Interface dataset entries
----------------

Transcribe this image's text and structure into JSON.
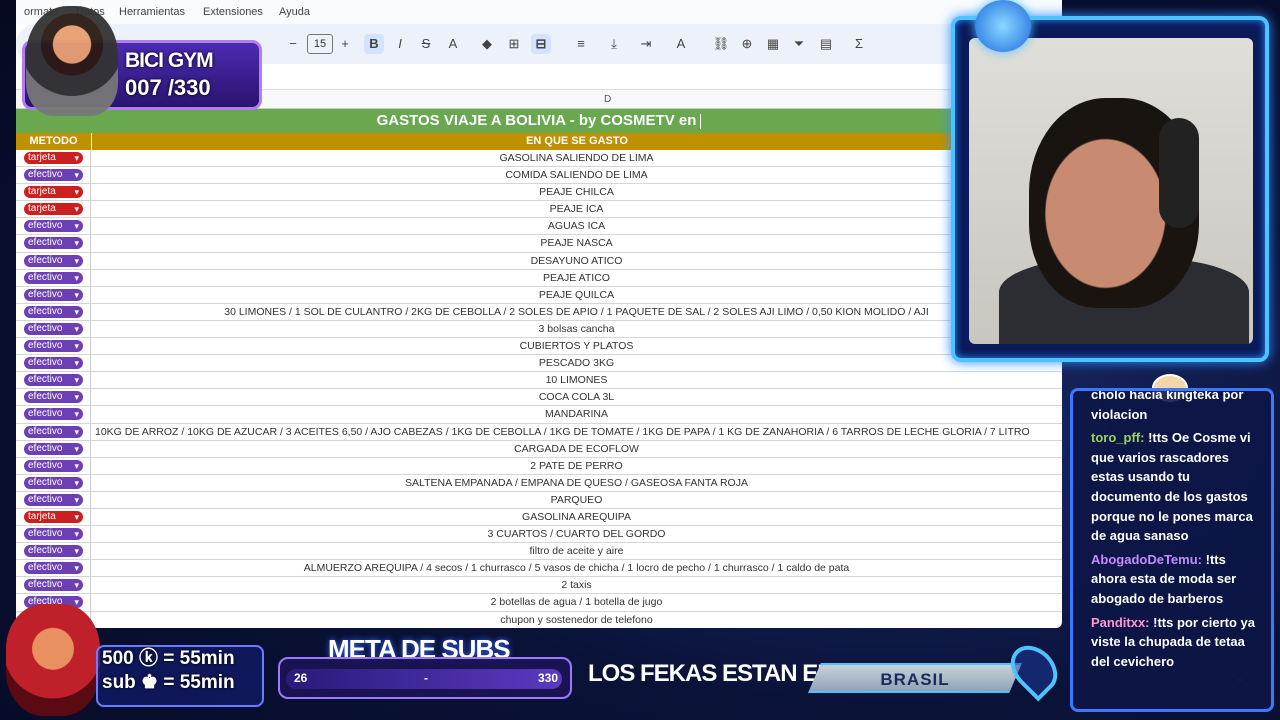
{
  "menubar": {
    "items": [
      "ormato",
      "Datos",
      "Herramientas",
      "Extensiones",
      "Ayuda"
    ]
  },
  "toolbar": {
    "font_size": "15",
    "minus": "−",
    "plus": "+",
    "bold": "B",
    "italic": "I",
    "strike": "S",
    "text_color": "A",
    "sum": "Σ"
  },
  "sheet": {
    "column_letter": "D",
    "title": "GASTOS VIAJE A BOLIVIA - by COSMETV en",
    "header_method": "METODO",
    "header_desc": "EN QUE SE GASTO",
    "rows": [
      {
        "method": "tarjeta",
        "desc": "GASOLINA SALIENDO DE LIMA"
      },
      {
        "method": "efectivo",
        "desc": "COMIDA SALIENDO DE LIMA"
      },
      {
        "method": "tarjeta",
        "desc": "PEAJE CHILCA"
      },
      {
        "method": "tarjeta",
        "desc": "PEAJE ICA"
      },
      {
        "method": "efectivo",
        "desc": "AGUAS ICA"
      },
      {
        "method": "efectivo",
        "desc": "PEAJE NASCA"
      },
      {
        "method": "efectivo",
        "desc": "DESAYUNO ATICO"
      },
      {
        "method": "efectivo",
        "desc": "PEAJE ATICO"
      },
      {
        "method": "efectivo",
        "desc": "PEAJE QUILCA"
      },
      {
        "method": "efectivo",
        "desc": "30 LIMONES / 1 SOL DE CULANTRO / 2KG DE CEBOLLA / 2 SOLES DE APIO / 1 PAQUETE DE SAL / 2 SOLES AJI LIMO / 0,50 KION MOLIDO / AJI"
      },
      {
        "method": "efectivo",
        "desc": "3 bolsas cancha"
      },
      {
        "method": "efectivo",
        "desc": "CUBIERTOS Y PLATOS"
      },
      {
        "method": "efectivo",
        "desc": "PESCADO 3KG"
      },
      {
        "method": "efectivo",
        "desc": "10 LIMONES"
      },
      {
        "method": "efectivo",
        "desc": "COCA COLA 3L"
      },
      {
        "method": "efectivo",
        "desc": "MANDARINA"
      },
      {
        "method": "efectivo",
        "desc": "10KG DE ARROZ / 10KG DE AZUCAR / 3 ACEITES 6,50 / AJO CABEZAS / 1KG DE CEBOLLA / 1KG DE TOMATE / 1KG DE PAPA / 1 KG DE ZANAHORIA / 6 TARROS DE LECHE GLORIA / 7 LITRO"
      },
      {
        "method": "efectivo",
        "desc": "CARGADA DE ECOFLOW"
      },
      {
        "method": "efectivo",
        "desc": "2 PATE DE PERRO"
      },
      {
        "method": "efectivo",
        "desc": "SALTENA EMPANADA / EMPANA DE QUESO / GASEOSA FANTA ROJA"
      },
      {
        "method": "efectivo",
        "desc": "PARQUEO"
      },
      {
        "method": "tarjeta",
        "desc": "GASOLINA AREQUIPA"
      },
      {
        "method": "efectivo",
        "desc": "3 CUARTOS / CUARTO DEL GORDO"
      },
      {
        "method": "efectivo",
        "desc": "filtro de aceite y aire"
      },
      {
        "method": "efectivo",
        "desc": "ALMUERZO AREQUIPA / 4 secos / 1 churrasco / 5 vasos de chicha / 1 locro de pecho / 1 churrasco / 1 caldo de pata"
      },
      {
        "method": "efectivo",
        "desc": "2 taxis"
      },
      {
        "method": "efectivo",
        "desc": "2 botellas de agua / 1 botella de jugo"
      },
      {
        "method": "efectivo",
        "desc": "chupon y sostenedor de telefono"
      }
    ]
  },
  "overlay": {
    "bicigym_title": "BICI GYM",
    "bicigym_count": "007 /330",
    "sub_line1": "500 ⓚ = 55min",
    "sub_line2": "sub ♚ = 55min",
    "meta_title": "META DE SUBS",
    "meta_current": "26",
    "meta_sep": "-",
    "meta_goal": "330",
    "meta_progress": 0.079,
    "fekas_label": "LOS FEKAS ESTAN EN:",
    "country": "BRASIL"
  },
  "chat": [
    {
      "user": "",
      "text": "cholo hacia kingteka por violacion"
    },
    {
      "user": "toro_pff:",
      "text": "!tts Oe Cosme vi que varios rascadores estas usando tu documento de los gastos porque no le pones marca de agua sanaso"
    },
    {
      "user": "AbogadoDeTemu:",
      "text": "!tts ahora esta de moda ser abogado de barberos"
    },
    {
      "user": "Panditxx:",
      "text": "!tts por cierto ya viste la chupada de tetaa del cevichero"
    }
  ],
  "colors": {
    "green": "#6aa84f",
    "gold": "#bf9000",
    "efectivo": "#6d3fb5",
    "tarjeta": "#cc1f1f"
  }
}
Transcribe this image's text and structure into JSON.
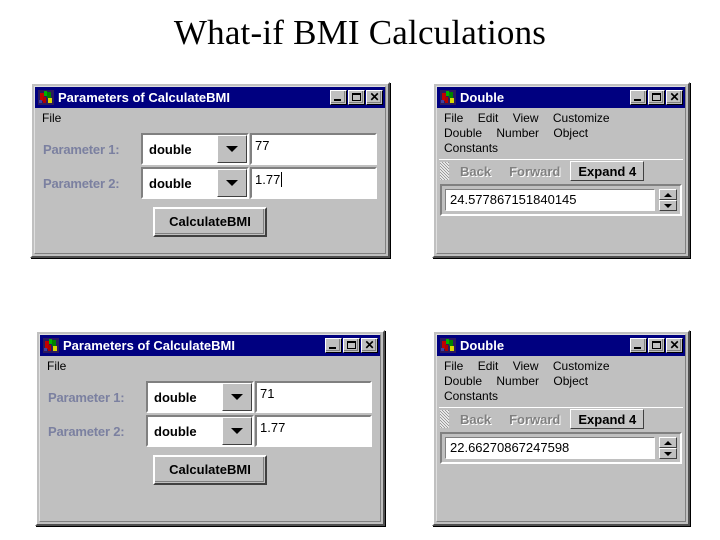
{
  "slide": {
    "title": "What-if BMI Calculations"
  },
  "windows": {
    "params_top": {
      "title": "Parameters of CalculateBMI",
      "icon": "app-icon",
      "controls": {
        "minimize": "_",
        "maximize": "□",
        "close": "✕"
      },
      "menu": [
        "File"
      ],
      "rows": [
        {
          "label": "Parameter 1:",
          "type": "double",
          "value": "77",
          "caret": false
        },
        {
          "label": "Parameter 2:",
          "type": "double",
          "value": "1.77",
          "caret": true
        }
      ],
      "button": "CalculateBMI"
    },
    "double_top": {
      "title": "Double",
      "icon": "app-icon",
      "controls": {
        "minimize": "_",
        "maximize": "□",
        "close": "✕"
      },
      "menu_rows": [
        [
          "File",
          "Edit",
          "View",
          "Customize"
        ],
        [
          "Double",
          "Number",
          "Object"
        ],
        [
          "Constants"
        ]
      ],
      "toolbar": {
        "gripper": "drag-gripper",
        "back": "Back",
        "forward": "Forward",
        "expand": "Expand 4"
      },
      "value": "24.577867151840145",
      "spinner": {
        "up": "spin-up",
        "down": "spin-down"
      }
    },
    "params_bottom": {
      "title": "Parameters of CalculateBMI",
      "icon": "app-icon",
      "controls": {
        "minimize": "_",
        "maximize": "□",
        "close": "✕"
      },
      "menu": [
        "File"
      ],
      "rows": [
        {
          "label": "Parameter 1:",
          "type": "double",
          "value": "71",
          "caret": false
        },
        {
          "label": "Parameter 2:",
          "type": "double",
          "value": "1.77",
          "caret": false
        }
      ],
      "button": "CalculateBMI"
    },
    "double_bottom": {
      "title": "Double",
      "icon": "app-icon",
      "controls": {
        "minimize": "_",
        "maximize": "□",
        "close": "✕"
      },
      "menu_rows": [
        [
          "File",
          "Edit",
          "View",
          "Customize"
        ],
        [
          "Double",
          "Number",
          "Object"
        ],
        [
          "Constants"
        ]
      ],
      "toolbar": {
        "gripper": "drag-gripper",
        "back": "Back",
        "forward": "Forward",
        "expand": "Expand 4"
      },
      "value": "22.66270867247598",
      "spinner": {
        "up": "spin-up",
        "down": "spin-down"
      }
    }
  },
  "colors": {
    "titlebar": "#000080",
    "face": "#c0c0c0",
    "label": "#7b80a0",
    "disabled_text": "#808080"
  }
}
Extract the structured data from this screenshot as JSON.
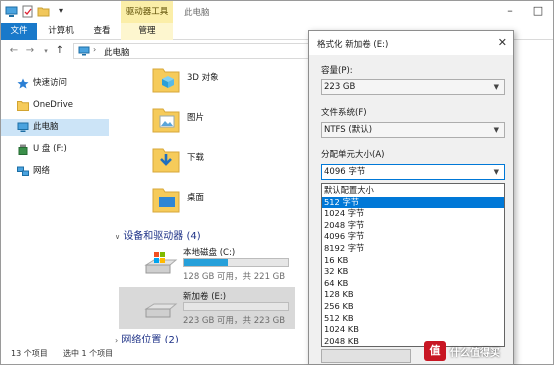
{
  "explorer": {
    "window_title": "此电脑",
    "context_tab_header": "驱动器工具",
    "ribbon_tabs": [
      "文件",
      "计算机",
      "查看",
      "管理"
    ],
    "address": "此电脑",
    "sidebar": [
      {
        "label": "快速访问",
        "icon": "star-icon"
      },
      {
        "label": "OneDrive",
        "icon": "folder-icon"
      },
      {
        "label": "此电脑",
        "icon": "computer-icon",
        "selected": true
      },
      {
        "label": "U 盘 (F:)",
        "icon": "usb-icon"
      },
      {
        "label": "网络",
        "icon": "network-icon"
      }
    ],
    "folders": [
      {
        "label": "3D 对象"
      },
      {
        "label": "图片"
      },
      {
        "label": "下载"
      },
      {
        "label": "桌面"
      }
    ],
    "groups": {
      "devices": "设备和驱动器 (4)",
      "network": "网络位置 (2)"
    },
    "drives": [
      {
        "name": "本地磁盘 (C:)",
        "space": "128 GB 可用，共 221 GB",
        "used_fraction": 0.42,
        "selected": false
      },
      {
        "name": "新加卷 (E:)",
        "space": "223 GB 可用，共 223 GB",
        "used_fraction": 0.0,
        "selected": true
      }
    ],
    "status": {
      "count": "13 个项目",
      "selection": "选中 1 个项目"
    }
  },
  "dialog": {
    "title": "格式化 新加卷 (E:)",
    "capacity_label": "容量(P):",
    "capacity_value": "223 GB",
    "fs_label": "文件系统(F)",
    "fs_value": "NTFS (默认)",
    "alloc_label": "分配单元大小(A)",
    "alloc_value": "4096 字节",
    "alloc_options": [
      "默认配置大小",
      "512 字节",
      "1024 字节",
      "2048 字节",
      "4096 字节",
      "8192 字节",
      "16 KB",
      "32 KB",
      "64 KB",
      "128 KB",
      "256 KB",
      "512 KB",
      "1024 KB",
      "2048 KB"
    ],
    "alloc_highlighted_index": 1
  },
  "watermark": {
    "badge": "值",
    "text": "什么值得买"
  },
  "colors": {
    "accent": "#0078d7",
    "file_tab": "#1979ca",
    "context_tab": "#fbeea8",
    "sidebar_selected": "#cce4f7",
    "drive_fill": "#26a0da"
  }
}
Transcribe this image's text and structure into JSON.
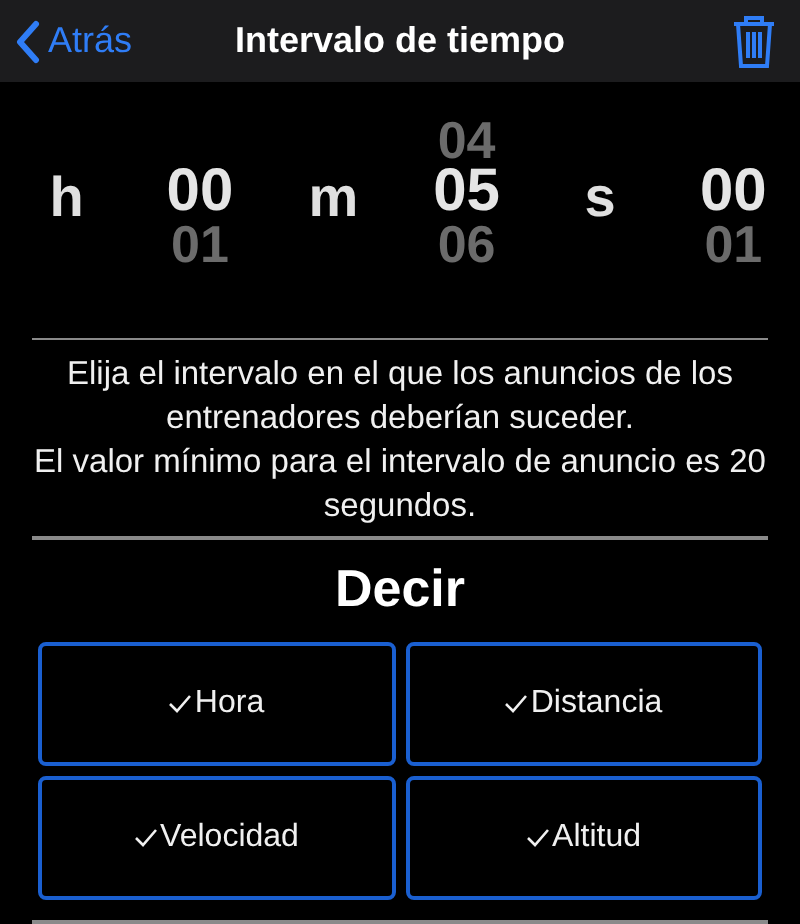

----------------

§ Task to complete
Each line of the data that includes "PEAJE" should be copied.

§ Task response
        "desc": "PEAJE CHILCA"
        "desc": "PEAJE ICA"
        "desc": "PEAJE NASCA"
        "desc": "PEAJE ATICO"
        "desc": "PEAJE QUILCA"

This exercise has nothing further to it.